In the wake of the recent Ebola pandemic, we realize the importance of pushing drugs and pharmaceuticals through the FDA approval process as quickly as possible. From drug discovery to FDA approval, the average drug takes roughly ten years costing $2.6 billion dollars during the process. Delaying the drug from reaching market just one day can cost the sponsor millions and potentially the lives of patients hindered by the condition the drug is to treat. With the pressing need for cures and treatments, an expedited approval has the potential to be advantageous for all. Over a series of blogs, I will review the four FDA expedited review programs.
The Fast Track approach to FDA expedited review is intended for drugs aimed to treat serious or life-threatening conditions and fill an unmet medical need. According to Section 506(b) of the FD&C Act, a product is eligible to be labeled as a fast track product “…if it is intended, whether alone or in combination with one or more other drugs, for the treatment of a serious or life threatening disease or condition, and it demonstrates the potential to address unmet medical needs for such a disease or condition.”
Another qualifying criterion is that the drug has been designated as a qualified infectious disease product, or QIDP. A QIDP is defined as an antibacterial or antifungal drug for human use intended to treat serious or life-threatening infections, including those caused by an antibacterial or antifungal- resistant pathogen or another qualifying pathogen, as listed by the FDA secretary.
Also for a drug to be considered for Fast Track eligibility, it must be advantageous to current available treatments.
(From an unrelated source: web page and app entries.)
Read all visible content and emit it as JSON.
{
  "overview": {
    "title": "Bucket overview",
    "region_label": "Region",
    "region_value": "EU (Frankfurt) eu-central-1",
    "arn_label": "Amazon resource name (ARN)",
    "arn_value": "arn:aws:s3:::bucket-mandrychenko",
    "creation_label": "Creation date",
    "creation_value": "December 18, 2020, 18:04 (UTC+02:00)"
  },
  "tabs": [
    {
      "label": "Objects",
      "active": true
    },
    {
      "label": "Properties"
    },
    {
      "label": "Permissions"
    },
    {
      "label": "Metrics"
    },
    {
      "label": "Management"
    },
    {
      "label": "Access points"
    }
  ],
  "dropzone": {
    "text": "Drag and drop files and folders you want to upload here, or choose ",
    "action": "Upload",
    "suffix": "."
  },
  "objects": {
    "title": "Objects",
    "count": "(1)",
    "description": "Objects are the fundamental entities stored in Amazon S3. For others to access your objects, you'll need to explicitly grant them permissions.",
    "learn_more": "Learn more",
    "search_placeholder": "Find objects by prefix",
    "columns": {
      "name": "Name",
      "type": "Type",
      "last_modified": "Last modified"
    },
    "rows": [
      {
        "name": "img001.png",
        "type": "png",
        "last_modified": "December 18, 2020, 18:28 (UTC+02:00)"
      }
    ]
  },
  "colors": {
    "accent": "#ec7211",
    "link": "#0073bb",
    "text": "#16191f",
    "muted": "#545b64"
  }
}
This is determined by: showing superior effectiveness, avoiding serious side effects of available treatments, improving the diagnosis of the disease, and decreasing a clinically significant toxicity of an available treatment.
Title VIII of the FDA Safety and Innovation Act (FDASIA) provides incentives for the development of a pharmaceutical that treats a serious or life threatening infection. This blog describes the Generating Antibiotics Incentives Now (GAIN) provision of FDASIA, which is an attempt to develop drugs in response to growing rates of microbial resistance to antibiotics. It is under the FDA’s discretion on what pathogens/diseases are qualified for this program.
Pharmaceutical companies are to request a fast track expedited review for their product, ideally before the pre-Biological License Application (BLA) or New Drug Application (NDA). Upon receipt of the request, the FDA has 60 calendar days to issue a response. Once a drug is designated as a Fast Track drug, communication between the sponsor and FDA is encouraged to be more frequent, so that questions and issues may be resolved more quickly, potentially leading to earlier approval.
There are other differences between a Fast Track drug and regular drug approval processes. A sponsor may meet with the FDA more regularly to discuss the drug development plan and ensure the collection of applicable data. The sponsor is also encouraged to have more frequent written communication with the FDA regarding clinical trial design. Eligible drugs may enter “rolling review”, allowing completed sections of the BLA or NDA to be submitted rather than waiting for the entire application to be completed before submitting. The primary purpose for these revised processes is getting the drug approved as soon as possible. There are more details on this process, as noted in the Expedited Programs Guidance document, which was published in May 2014.
When a serious disease or condition effects a large population, speeding up the drug approval process, even by just a few days, may significantly improve the quality of life for many patients while saving pharmaceutical companies time and resources. What are your thoughts on this expedited process?
Stay tuned for upcoming blogs on the other expedited review processes!heat-1a.7252.race via photopin (license)